Heidi Kling Speaks Out
Today's post is from Heidi Kling. Her debut novel Sea came out this past June and has caused readers around the world to have #sealove. She grew up living all over California and ended up at UCA Santa Cruz. She's also lived in NYC but now lives in Northern California with her husband and son. Here is her post:
Censorship was first brought to my attention when the play I auditioned for, senior year of high school, was shut down because a parent (who incidentally hadn't read through the play) complained about its content to the principal. Up to then, I'd experienced bouts of censorship but they all came from my parents. But this. This was something I wasn't used to. This happening at school.
I went to high school in a very conservative town (another thing I really didn't realize at the time) but a play, that we'd already auditioned for and cast, was shut down because of ONE parents complained about content she hadn't bothered to READ? (Her complaint came from a bit of text from audition sheets.)

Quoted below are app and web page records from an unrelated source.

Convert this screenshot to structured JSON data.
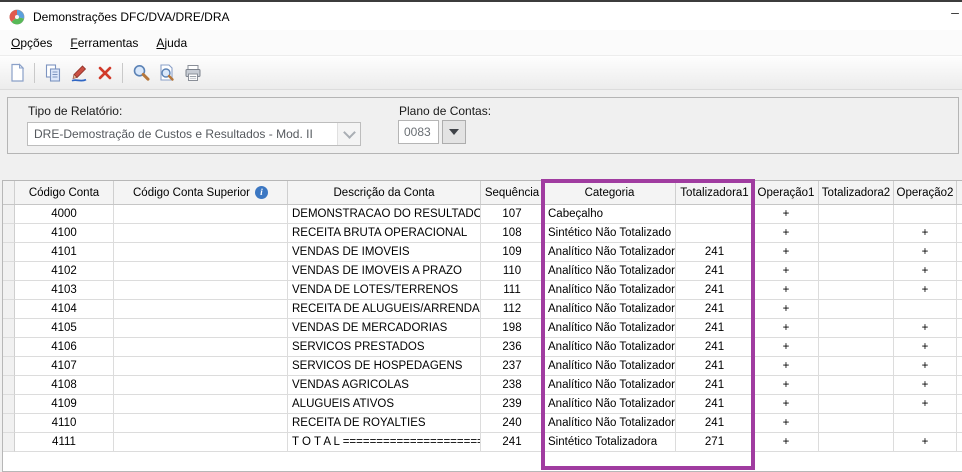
{
  "window": {
    "title": "Demonstrações DFC/DVA/DRE/DRA",
    "minimize_glyph": "–"
  },
  "menu": {
    "items": [
      {
        "accel": "O",
        "rest": "pções"
      },
      {
        "accel": "F",
        "rest": "erramentas"
      },
      {
        "accel": "A",
        "rest": "juda"
      }
    ]
  },
  "toolbar": {
    "icons": [
      "new-document",
      "copy",
      "edit",
      "delete",
      "search",
      "search-document",
      "print"
    ]
  },
  "filters": {
    "tipo_label": "Tipo de Relatório:",
    "tipo_value": "DRE-Demostração de Custos e Resultados - Mod. II",
    "plano_label": "Plano de Contas:",
    "plano_value": "0083"
  },
  "grid": {
    "info_icon_glyph": "i",
    "columns": [
      "Código Conta",
      "Código Conta Superior",
      "Descrição da Conta",
      "Sequência",
      "Categoria",
      "Totalizadora1",
      "Operação1",
      "Totalizadora2",
      "Operação2"
    ],
    "row_fields": [
      "codigo",
      "superior",
      "descricao",
      "sequencia",
      "categoria",
      "totalizadora1",
      "operacao1",
      "totalizadora2",
      "operacao2"
    ],
    "rows": [
      {
        "codigo": "4000",
        "superior": "",
        "descricao": "DEMONSTRACAO DO RESULTADO DO EXERCICIO",
        "sequencia": "107",
        "categoria": "Cabeçalho",
        "totalizadora1": "",
        "operacao1": "+",
        "totalizadora2": "",
        "operacao2": ""
      },
      {
        "codigo": "4100",
        "superior": "",
        "descricao": "RECEITA BRUTA OPERACIONAL",
        "sequencia": "108",
        "categoria": "Sintético Não Totalizado",
        "totalizadora1": "",
        "operacao1": "+",
        "totalizadora2": "",
        "operacao2": "+"
      },
      {
        "codigo": "4101",
        "superior": "",
        "descricao": "VENDAS DE IMOVEIS",
        "sequencia": "109",
        "categoria": "Analítico Não Totalizador",
        "totalizadora1": "241",
        "operacao1": "+",
        "totalizadora2": "",
        "operacao2": "+"
      },
      {
        "codigo": "4102",
        "superior": "",
        "descricao": "VENDAS DE IMOVEIS A PRAZO",
        "sequencia": "110",
        "categoria": "Analítico Não Totalizador",
        "totalizadora1": "241",
        "operacao1": "+",
        "totalizadora2": "",
        "operacao2": "+"
      },
      {
        "codigo": "4103",
        "superior": "",
        "descricao": "VENDA DE LOTES/TERRENOS",
        "sequencia": "111",
        "categoria": "Analítico Não Totalizador",
        "totalizadora1": "241",
        "operacao1": "+",
        "totalizadora2": "",
        "operacao2": "+"
      },
      {
        "codigo": "4104",
        "superior": "",
        "descricao": "RECEITA DE ALUGUEIS/ARRENDAMENTO",
        "sequencia": "112",
        "categoria": "Analítico Não Totalizador",
        "totalizadora1": "241",
        "operacao1": "+",
        "totalizadora2": "",
        "operacao2": ""
      },
      {
        "codigo": "4105",
        "superior": "",
        "descricao": "VENDAS DE MERCADORIAS",
        "sequencia": "198",
        "categoria": "Analítico Não Totalizador",
        "totalizadora1": "241",
        "operacao1": "+",
        "totalizadora2": "",
        "operacao2": "+"
      },
      {
        "codigo": "4106",
        "superior": "",
        "descricao": "SERVICOS PRESTADOS",
        "sequencia": "236",
        "categoria": "Analítico Não Totalizador",
        "totalizadora1": "241",
        "operacao1": "+",
        "totalizadora2": "",
        "operacao2": "+"
      },
      {
        "codigo": "4107",
        "superior": "",
        "descricao": "SERVICOS DE HOSPEDAGENS",
        "sequencia": "237",
        "categoria": "Analítico Não Totalizador",
        "totalizadora1": "241",
        "operacao1": "+",
        "totalizadora2": "",
        "operacao2": "+"
      },
      {
        "codigo": "4108",
        "superior": "",
        "descricao": "VENDAS AGRICOLAS",
        "sequencia": "238",
        "categoria": "Analítico Não Totalizador",
        "totalizadora1": "241",
        "operacao1": "+",
        "totalizadora2": "",
        "operacao2": "+"
      },
      {
        "codigo": "4109",
        "superior": "",
        "descricao": "ALUGUEIS ATIVOS",
        "sequencia": "239",
        "categoria": "Analítico Não Totalizador",
        "totalizadora1": "241",
        "operacao1": "+",
        "totalizadora2": "",
        "operacao2": "+"
      },
      {
        "codigo": "4110",
        "superior": "",
        "descricao": "RECEITA DE ROYALTIES",
        "sequencia": "240",
        "categoria": "Analítico Não Totalizador",
        "totalizadora1": "241",
        "operacao1": "+",
        "totalizadora2": "",
        "operacao2": ""
      },
      {
        "codigo": "4111",
        "superior": "",
        "descricao": "T O T A L ========================",
        "sequencia": "241",
        "categoria": "Sintético Totalizadora",
        "totalizadora1": "271",
        "operacao1": "+",
        "totalizadora2": "",
        "operacao2": "+"
      }
    ]
  },
  "highlight": {
    "color": "#a03ca0"
  }
}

This was just too much.
Our teacher fought it, and lost. And when he lost the fight, we lost too.
Lost out on performing what would have been a fun-filled, and hilarious spring show.
We all fretted, "Is the spring show cancelled for good?" "Will our teacher be fired?" "What's going to happen now?" What happened was something brilliant.

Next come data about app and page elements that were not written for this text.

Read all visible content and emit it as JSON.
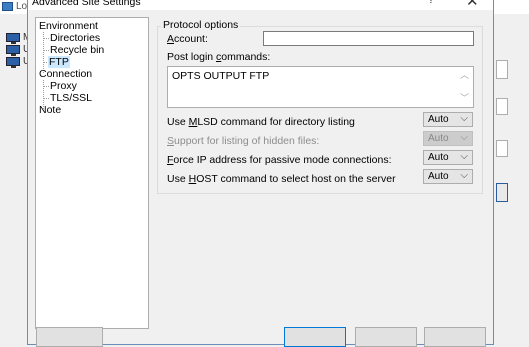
{
  "background": {
    "title_partial": "Lo",
    "tree_letters": [
      "M",
      "U",
      "U"
    ]
  },
  "dialog": {
    "title": "Advanced Site Settings",
    "help_glyph": "?",
    "close_glyph": "✕",
    "tree": {
      "items": [
        {
          "label": "Environment"
        },
        {
          "label": "Directories"
        },
        {
          "label": "Recycle bin"
        },
        {
          "label": "FTP",
          "selected": true
        },
        {
          "label": "Connection"
        },
        {
          "label": "Proxy"
        },
        {
          "label": "TLS/SSL"
        },
        {
          "label": "Note"
        }
      ]
    },
    "protocol_options": {
      "group_title": "Protocol options",
      "account": {
        "label_key": "A",
        "label_rest": "ccount:",
        "value": ""
      },
      "post_login": {
        "label_pre": "Post login ",
        "label_key": "c",
        "label_rest": "ommands:",
        "value": "OPTS OUTPUT FTP"
      },
      "settings": [
        {
          "pre": "Use ",
          "key": "M",
          "post": "LSD command for directory listing",
          "value": "Auto",
          "enabled": true
        },
        {
          "pre": "",
          "key": "S",
          "post": "upport for listing of hidden files:",
          "value": "Auto",
          "enabled": false
        },
        {
          "pre": "",
          "key": "F",
          "post": "orce IP address for passive mode connections:",
          "value": "Auto",
          "enabled": true
        },
        {
          "pre": "Use ",
          "key": "H",
          "post": "OST command to select host on the server",
          "value": "Auto",
          "enabled": true
        }
      ]
    }
  }
}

He decided to put on the show Fahrenheit 451. A play about censorship. A play about a futuristic society where people are so afraid of knowledge they burn books.

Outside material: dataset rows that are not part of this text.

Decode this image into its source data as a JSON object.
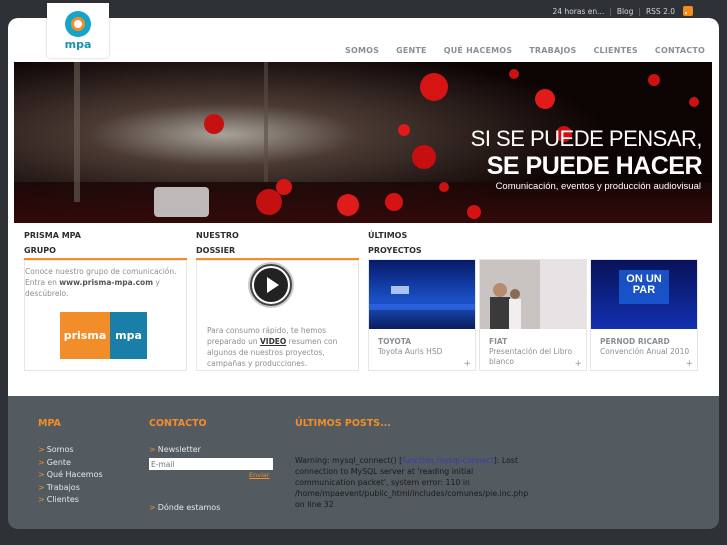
{
  "topbar": {
    "item1": "24 horas en...",
    "item2": "Blog",
    "item3": "RSS 2.0"
  },
  "logo": {
    "text": "mpa"
  },
  "nav": {
    "items": [
      "SOMOS",
      "GENTE",
      "QUÉ HACEMOS",
      "TRABAJOS",
      "CLIENTES",
      "CONTACTO"
    ]
  },
  "hero": {
    "line1": "SI SE PUEDE PENSAR,",
    "line2": "SE PUEDE HACER",
    "line3": "Comunicación, eventos y producción audiovisual"
  },
  "grupo": {
    "title1": "PRISMA MPA",
    "title2": "GRUPO",
    "text1": "Conoce nuestro grupo de comunicación. Entra en ",
    "link": "www.prisma-mpa.com",
    "text2": " y descúbrelo.",
    "logo_left": "prisma",
    "logo_right": "mpa"
  },
  "dossier": {
    "title1": "NUESTRO",
    "title2": "DOSSIER",
    "text1": "Para consumo rápido, te hemos preparado un ",
    "link": "VIDEO",
    "text2": " resumen con algunos de nuestros proyectos, campañas y producciones."
  },
  "projects": {
    "title1": "ÚLTIMOS",
    "title2": "PROYECTOS",
    "items": [
      {
        "name": "TOYOTA",
        "desc": "Toyota Auris HSD"
      },
      {
        "name": "FIAT",
        "desc": "Presentación del Libro blanco"
      },
      {
        "name": "PERNOD RICARD",
        "desc": "Convención Anual 2010",
        "screen_text": "ON UN PAR"
      }
    ],
    "plus": "+"
  },
  "footer": {
    "mpa_title": "MPA",
    "mpa_links": [
      "Somos",
      "Gente",
      "Qué Hacemos",
      "Trabajos",
      "Clientes"
    ],
    "contact_title": "CONTACTO",
    "newsletter": "Newsletter",
    "email_placeholder": "E-mail",
    "send": "Enviar",
    "donde": "Dónde estamos",
    "posts_title": "ÚLTIMOS POSTS...",
    "warning_pre": "Warning: mysql_connect() [",
    "warning_fn": "function.mysql-connect",
    "warning_post": "]: Lost connection to MySQL server at 'reading initial communication packet', system error: 110 in /home/mpaevent/public_html/includes/comunes/pie.inc.php on line 32"
  },
  "colors": {
    "accent": "#f18e2a",
    "brand_blue": "#1a8fb3",
    "footer_bg": "#545b60"
  }
}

I get shivers now thinking about it, that move, that genius form of protest. We auditioned again, with this exciting, and very dramatic material, and proceeded to put on this brilliant play in a tiny conservative town. And it changed everything about my path in my life. The undercurrent zipping through all of our rehearsals was this protest. We all knew what happened. We all wondered if the principal would come, if this complaining mother would come, if our performance would give them pause to think about their previous decision.
Who knows if I wasn't cast as Clarisse, the free-spirited girl who questions everything about fireman Montag's world, would I have pursued the arts to such a degree? If that one mother hadn't complained would I have started my own children's theatre that pushed boundaries on art, would I be a published author myself dedicated to telling stories I think are important? Maybe not.
So complain on, censors. All it does is draw more attention to brilliant stories and sell more books.
And even better than that? Your complaints light fires of outrage in the hearts of a whole new generation of thinkers. When threatened by someone —especially someone who hasn't read the story they love — tries to take something their favorite book away?
You better bet they will put up a fight.
"There must be something in books, things we can't imagine, to make a
woman stay in a burning house; there must be something there. You don't
stay for nothing."
- Ray Bradbury, Fahrenheit 451, Part 1